Collin Binkley of the Dispatch previously revealed on Monday that Ohio State's Board of Trustees has been less than thrilled with Gee's behavior in recent months, going so far as to put him on a "remediation plan" and threatening to remove him if another gaffe—in the mold of his recent comments—took place.
Binkley's Monday report makes Gee's decision to retire less surprising, especially considering he was likely on thin ice with more than one university figure. Another decision was made Monday to withdraw from a future commencement ceremony at a Catholic high school in Ohio.
Per Pyle's report, OSU’s former Provost, Joseph A. Alutto, has agreed to become a temporary replacement to the position until the school can officially conduct a search for a new president.
Gee has been a source of controversy for Ohio State for quite some time.
Despite earning top praise from Time magazine on its list of the best college presidents in 2009, Gee has been a lightning rod for stories about other topics than academic prowess and success.
In addition to his comments about Notre Dame, the SEC and the pitfalls of what the Irish in the Big Ten would mean for the conference, Gee has been on the wrong side of the microphone about his state's governor and comparing the coordination of Ohio State's division to the Polish Army (via ESPN).
He also took to defense of his football team's non-conference schedule in 2010, taking issue with the resumes that non-BCS schools (at the time) TCU and Boise State had going into bowl season (via this ESPN report). Gee noted that Ohio State's schedule was challenging and used the now-infamous phrase, "We do not play the Little Sisters of the Poor."

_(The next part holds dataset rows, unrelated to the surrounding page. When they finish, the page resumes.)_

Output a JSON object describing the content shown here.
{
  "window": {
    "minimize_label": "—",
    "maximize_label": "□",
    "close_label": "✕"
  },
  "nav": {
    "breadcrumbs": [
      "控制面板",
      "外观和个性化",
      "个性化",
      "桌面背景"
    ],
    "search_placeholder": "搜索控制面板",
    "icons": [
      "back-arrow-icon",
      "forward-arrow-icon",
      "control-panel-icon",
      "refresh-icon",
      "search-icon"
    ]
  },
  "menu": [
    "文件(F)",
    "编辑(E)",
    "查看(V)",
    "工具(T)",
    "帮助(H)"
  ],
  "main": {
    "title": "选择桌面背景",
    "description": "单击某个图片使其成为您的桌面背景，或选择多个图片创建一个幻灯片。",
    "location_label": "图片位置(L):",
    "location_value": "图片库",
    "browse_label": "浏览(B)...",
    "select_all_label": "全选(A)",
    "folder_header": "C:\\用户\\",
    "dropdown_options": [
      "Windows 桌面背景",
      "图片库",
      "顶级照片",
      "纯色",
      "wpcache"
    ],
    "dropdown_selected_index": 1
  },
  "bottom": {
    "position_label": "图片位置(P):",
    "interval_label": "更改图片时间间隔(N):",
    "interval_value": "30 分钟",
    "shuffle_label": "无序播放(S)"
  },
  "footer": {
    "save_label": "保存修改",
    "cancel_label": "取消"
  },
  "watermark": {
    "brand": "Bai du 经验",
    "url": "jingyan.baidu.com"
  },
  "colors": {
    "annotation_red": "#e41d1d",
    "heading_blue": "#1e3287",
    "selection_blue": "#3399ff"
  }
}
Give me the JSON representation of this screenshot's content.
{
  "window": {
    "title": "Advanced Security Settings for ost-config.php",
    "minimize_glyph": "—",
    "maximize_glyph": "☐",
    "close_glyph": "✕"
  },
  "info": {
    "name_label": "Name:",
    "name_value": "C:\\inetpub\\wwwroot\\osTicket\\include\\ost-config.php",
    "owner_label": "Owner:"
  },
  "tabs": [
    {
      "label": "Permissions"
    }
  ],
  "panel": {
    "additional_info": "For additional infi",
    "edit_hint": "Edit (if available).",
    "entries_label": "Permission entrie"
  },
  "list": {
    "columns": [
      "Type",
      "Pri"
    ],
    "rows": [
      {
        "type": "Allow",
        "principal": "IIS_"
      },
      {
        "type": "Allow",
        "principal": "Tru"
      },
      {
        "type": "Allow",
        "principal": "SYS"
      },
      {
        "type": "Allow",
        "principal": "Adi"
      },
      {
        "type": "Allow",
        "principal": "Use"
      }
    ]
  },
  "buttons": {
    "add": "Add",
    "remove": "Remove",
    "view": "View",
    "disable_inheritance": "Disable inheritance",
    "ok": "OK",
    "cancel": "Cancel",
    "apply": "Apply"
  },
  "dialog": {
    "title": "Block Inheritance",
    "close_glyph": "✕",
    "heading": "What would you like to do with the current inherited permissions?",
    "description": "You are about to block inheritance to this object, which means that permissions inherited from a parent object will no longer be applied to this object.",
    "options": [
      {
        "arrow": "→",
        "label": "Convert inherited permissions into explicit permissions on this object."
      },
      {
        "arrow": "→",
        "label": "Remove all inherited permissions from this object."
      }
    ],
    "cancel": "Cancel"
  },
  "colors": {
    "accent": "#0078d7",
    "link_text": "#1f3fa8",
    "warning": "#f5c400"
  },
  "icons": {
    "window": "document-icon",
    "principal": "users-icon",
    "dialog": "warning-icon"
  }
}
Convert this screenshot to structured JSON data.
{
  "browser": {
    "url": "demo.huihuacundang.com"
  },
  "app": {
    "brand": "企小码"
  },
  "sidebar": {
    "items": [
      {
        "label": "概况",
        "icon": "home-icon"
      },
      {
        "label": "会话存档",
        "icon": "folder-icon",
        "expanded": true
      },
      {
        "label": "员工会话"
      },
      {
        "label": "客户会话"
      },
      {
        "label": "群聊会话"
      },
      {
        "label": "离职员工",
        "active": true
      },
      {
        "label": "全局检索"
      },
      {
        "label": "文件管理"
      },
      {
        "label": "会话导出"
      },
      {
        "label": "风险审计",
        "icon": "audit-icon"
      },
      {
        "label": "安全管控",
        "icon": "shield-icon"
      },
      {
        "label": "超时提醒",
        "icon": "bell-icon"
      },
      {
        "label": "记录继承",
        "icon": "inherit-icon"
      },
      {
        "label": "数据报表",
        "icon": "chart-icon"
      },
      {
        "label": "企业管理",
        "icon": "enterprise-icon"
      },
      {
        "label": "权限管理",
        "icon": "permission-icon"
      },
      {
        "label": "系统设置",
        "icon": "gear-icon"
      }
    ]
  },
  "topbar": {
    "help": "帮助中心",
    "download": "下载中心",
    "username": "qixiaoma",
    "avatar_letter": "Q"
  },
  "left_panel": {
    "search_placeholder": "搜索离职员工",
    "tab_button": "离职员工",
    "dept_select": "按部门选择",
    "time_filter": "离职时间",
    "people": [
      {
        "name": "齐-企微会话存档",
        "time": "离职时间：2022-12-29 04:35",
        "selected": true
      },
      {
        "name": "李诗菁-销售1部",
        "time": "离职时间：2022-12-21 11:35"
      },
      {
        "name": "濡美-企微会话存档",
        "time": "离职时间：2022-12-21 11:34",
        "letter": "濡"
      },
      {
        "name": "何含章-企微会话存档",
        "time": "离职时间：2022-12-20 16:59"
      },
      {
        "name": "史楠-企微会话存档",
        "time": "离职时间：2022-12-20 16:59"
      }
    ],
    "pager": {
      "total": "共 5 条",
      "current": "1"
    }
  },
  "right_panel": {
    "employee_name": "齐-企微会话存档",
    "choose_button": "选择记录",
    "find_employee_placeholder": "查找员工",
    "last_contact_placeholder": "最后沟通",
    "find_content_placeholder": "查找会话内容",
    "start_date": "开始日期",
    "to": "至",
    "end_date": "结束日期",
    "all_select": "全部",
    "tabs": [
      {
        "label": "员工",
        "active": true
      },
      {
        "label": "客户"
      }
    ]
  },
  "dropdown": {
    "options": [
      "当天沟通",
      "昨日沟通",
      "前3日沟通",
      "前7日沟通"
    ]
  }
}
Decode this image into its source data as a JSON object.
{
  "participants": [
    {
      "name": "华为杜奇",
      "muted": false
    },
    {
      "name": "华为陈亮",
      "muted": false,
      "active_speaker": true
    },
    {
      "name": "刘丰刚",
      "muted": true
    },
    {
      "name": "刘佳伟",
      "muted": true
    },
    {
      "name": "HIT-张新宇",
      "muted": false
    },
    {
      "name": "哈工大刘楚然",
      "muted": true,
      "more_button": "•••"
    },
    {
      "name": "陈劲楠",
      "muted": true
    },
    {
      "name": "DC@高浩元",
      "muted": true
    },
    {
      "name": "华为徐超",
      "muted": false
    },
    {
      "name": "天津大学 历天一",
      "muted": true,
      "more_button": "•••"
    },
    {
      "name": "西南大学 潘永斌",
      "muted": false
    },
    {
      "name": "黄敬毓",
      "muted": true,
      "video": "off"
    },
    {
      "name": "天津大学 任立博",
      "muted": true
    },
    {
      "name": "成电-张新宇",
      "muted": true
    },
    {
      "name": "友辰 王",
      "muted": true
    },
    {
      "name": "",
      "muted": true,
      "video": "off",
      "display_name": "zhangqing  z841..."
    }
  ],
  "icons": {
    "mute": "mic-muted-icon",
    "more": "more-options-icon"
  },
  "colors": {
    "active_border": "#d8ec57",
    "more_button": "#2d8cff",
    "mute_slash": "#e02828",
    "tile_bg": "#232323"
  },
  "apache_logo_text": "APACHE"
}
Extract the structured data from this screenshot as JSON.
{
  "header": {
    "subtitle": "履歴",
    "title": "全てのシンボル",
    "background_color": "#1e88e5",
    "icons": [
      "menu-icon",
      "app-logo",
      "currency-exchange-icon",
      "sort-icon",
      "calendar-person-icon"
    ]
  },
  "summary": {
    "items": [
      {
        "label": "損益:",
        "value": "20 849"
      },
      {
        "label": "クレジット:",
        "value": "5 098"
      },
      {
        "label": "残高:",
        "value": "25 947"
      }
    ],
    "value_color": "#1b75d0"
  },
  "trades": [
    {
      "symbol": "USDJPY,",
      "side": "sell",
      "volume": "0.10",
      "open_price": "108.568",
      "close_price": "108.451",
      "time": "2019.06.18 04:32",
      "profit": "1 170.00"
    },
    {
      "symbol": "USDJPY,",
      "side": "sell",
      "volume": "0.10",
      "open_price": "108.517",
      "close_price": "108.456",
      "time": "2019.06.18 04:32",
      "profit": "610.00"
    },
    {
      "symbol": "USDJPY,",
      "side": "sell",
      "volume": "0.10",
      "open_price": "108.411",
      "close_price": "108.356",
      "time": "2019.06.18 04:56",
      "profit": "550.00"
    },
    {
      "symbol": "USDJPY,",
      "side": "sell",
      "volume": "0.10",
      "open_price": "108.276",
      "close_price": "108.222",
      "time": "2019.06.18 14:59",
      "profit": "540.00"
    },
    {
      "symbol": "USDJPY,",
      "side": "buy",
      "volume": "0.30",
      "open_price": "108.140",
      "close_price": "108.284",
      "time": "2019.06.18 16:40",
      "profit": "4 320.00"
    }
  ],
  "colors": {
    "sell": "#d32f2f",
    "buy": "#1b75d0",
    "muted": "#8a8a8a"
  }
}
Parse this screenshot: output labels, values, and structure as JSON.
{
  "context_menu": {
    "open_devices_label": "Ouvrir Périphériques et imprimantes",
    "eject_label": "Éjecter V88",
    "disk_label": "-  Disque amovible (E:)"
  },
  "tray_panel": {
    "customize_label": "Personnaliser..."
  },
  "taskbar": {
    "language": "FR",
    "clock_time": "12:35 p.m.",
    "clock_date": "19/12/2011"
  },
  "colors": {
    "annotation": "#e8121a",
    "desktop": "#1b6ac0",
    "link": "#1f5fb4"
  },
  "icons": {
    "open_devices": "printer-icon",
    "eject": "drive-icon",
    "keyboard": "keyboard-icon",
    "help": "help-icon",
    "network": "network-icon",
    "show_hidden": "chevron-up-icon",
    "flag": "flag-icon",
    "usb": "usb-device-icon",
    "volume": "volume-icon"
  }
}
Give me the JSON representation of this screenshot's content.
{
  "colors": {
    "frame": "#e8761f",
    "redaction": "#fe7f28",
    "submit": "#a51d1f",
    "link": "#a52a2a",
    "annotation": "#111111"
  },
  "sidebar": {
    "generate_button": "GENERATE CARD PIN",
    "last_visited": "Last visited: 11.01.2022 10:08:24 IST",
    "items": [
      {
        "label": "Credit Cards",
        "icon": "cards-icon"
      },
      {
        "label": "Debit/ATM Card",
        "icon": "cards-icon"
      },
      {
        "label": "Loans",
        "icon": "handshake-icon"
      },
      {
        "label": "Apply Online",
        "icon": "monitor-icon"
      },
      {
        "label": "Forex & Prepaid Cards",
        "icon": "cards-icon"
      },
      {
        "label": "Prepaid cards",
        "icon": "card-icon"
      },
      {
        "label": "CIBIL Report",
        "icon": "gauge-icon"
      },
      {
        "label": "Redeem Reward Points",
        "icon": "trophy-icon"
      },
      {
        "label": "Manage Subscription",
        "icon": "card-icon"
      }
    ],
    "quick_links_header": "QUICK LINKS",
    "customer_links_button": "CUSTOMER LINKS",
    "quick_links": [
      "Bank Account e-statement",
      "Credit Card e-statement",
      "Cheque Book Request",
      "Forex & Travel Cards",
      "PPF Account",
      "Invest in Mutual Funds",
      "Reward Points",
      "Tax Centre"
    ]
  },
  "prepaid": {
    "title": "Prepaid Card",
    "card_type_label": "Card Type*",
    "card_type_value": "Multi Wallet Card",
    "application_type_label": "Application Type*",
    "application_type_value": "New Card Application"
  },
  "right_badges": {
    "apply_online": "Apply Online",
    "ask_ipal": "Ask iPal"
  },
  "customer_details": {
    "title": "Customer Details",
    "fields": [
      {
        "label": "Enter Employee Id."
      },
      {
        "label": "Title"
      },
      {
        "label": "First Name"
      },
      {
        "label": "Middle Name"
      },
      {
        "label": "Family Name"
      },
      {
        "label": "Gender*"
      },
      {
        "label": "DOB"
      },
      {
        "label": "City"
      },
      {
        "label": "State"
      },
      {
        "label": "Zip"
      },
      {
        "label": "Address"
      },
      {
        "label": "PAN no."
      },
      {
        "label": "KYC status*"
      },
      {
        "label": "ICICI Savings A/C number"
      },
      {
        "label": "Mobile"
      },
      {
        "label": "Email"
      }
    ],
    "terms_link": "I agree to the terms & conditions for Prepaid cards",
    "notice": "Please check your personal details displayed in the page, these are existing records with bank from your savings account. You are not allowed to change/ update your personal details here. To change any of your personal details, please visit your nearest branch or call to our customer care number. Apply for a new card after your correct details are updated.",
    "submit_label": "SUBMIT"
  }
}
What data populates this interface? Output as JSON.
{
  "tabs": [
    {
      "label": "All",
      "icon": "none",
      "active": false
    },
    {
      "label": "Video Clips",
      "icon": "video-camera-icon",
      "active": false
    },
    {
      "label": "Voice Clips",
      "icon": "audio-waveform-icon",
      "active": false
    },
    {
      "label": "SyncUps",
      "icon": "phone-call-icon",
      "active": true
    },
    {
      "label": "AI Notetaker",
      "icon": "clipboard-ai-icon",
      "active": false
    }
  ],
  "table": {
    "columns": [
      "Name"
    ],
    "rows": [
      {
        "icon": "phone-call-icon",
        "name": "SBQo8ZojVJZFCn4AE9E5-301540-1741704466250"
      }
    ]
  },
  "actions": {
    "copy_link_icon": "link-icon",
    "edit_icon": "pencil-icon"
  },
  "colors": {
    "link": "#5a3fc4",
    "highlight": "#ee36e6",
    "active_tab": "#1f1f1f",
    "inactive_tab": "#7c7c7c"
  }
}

There's been no shortage of jokes about Gee's quick-to-offend humor over the years, and Tuesday's announcement drew the attention of this satirical post from ESPN's Rick Reilly about that specific subject:
Ohio State prez Gordon Gee announces he'll retire July 1 ... Will take over as chancellor at Little Sister of the Poor.— Rick Reilly (@ReillyRick) June 4, 2013
Sports Illustrated's Richard Deitsch also weighed in, with a slight cut at another school in the middle of a scandal with respect to different high-profile positions:
With Ohio State president Gordon Gee announcing plans to retire, I look forward to Rutgers hiring him as its new AD.— Richard Deitsch (@richarddeitsch) June 4, 2013
Ohio State's monetary pledge to his services has also drawn fire in past years, including two 2012 reports from Laura A. Bischoff of the Dayton Daily News that Gee's travel expenses from 2007 totaled more than $800,000 and the shocking discovery that Ohio State has spent more on his bow ties and related items—$64,000 at the time—than a standard teacher salary in the United States.
Gee has also slammed the media over the course of his tenure, calling Sports Illustrated and Sporting News examples of "bad journalism" in an interview with Pat Brennan of The Lantern.
Always apologetic following his off-the-wall statements, Gee's favor with university officials steadily ran out over the course of his tenure with the Buckeyes. His latest gaffe proved to be his undoing and will likely be the long-lasting memory associated with his time at Ohio State.
Gee was the 11th and 14th President at Ohio State University. The 69-year-old Gee has also been president at Brown University, the University of Colorado, West Virginia University and Vanderbilt University during his career as an educator.